The data showed that there is a 95 percent probability that this piece of wood dates to the Late Mesolithic (4640 to 4605 BC).
Experts from historic England, in collaboration with scientists from the Nottingham Tree-ring Dating Laboratory and the University of Groningen’s Center for Isotope Research, radiocarbon dated a piece of wood from the wood that was dissected into individual tree rings. The data shows that there is a 95 percent chance that this piece of wood dates from around 4640 to 4605 BC.
The wood has been donated to the West Berkshire Museum in Newbury, where it will eventually be displayed
After being made aware of the find in 2019, West Berkshire Council archaeologist Sarah Orr contacted Historic England for expert advice.
On the occasion of Museum Week (June 5-11), Derek Fawcett donated the wood to the West Berkshire Museum in Newbury, where it will eventually be displayed.
The museum also works with the Boxford History Project to ensure that the timber is on loan to the Boxford village heritage centre.
Further research may reveal more about the marks on the oak and its context, said Janine Fox, curator of the West Berkshire Museum.
The chemistry of peatlands
Peat bogs are anaerobic (oxygen-free) environments – a condition that prevents decay.
They are also heavy with tannins, a group of naturally occurring chemicals used in leather tanning.
The tannins preserve organic materials such as artifacts and even human bodies, including the soft tissues and digestive tract contents.
This means that soft parts of the body – such as skin, hair and stomach contents – are well preserved in bodies recovered from swamps.
The best preserved bodies – such as the woman from Huldremose, Grauballe Man and Tollund Man – have been found in raised bogs.
However, many other conditions must also be met to prevent microorganisms from breaking down the human body.

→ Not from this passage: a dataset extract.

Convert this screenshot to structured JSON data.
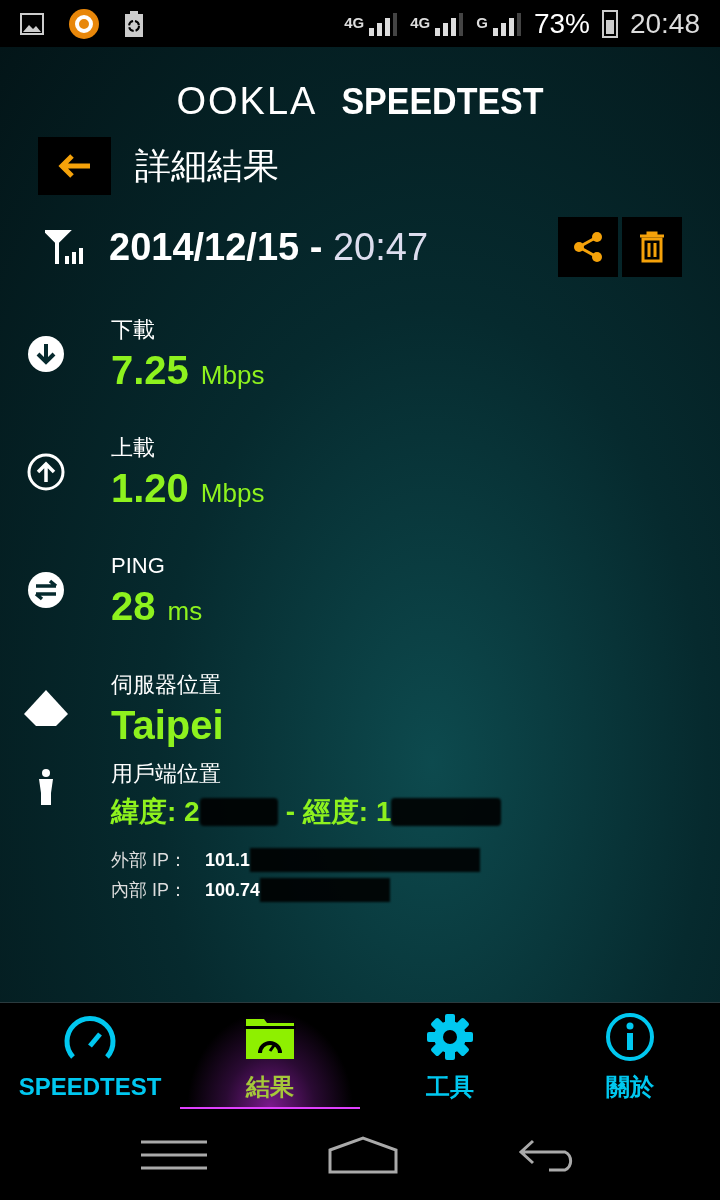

The corpse should be sunk in water or dug into the ground and quickly covered.
In addition, the deposition of the body must take place when the swamp water is cold in winter or early spring, otherwise the process of decay may begin.
Archaeological excavations have also shown that some of the late Bronze Age and early Iron Age bog bodies were placed in ancient peat pits and the bodies were held in place with sticks or peat.
Source: Encyclopaedia Britannica/National Museum of Denmark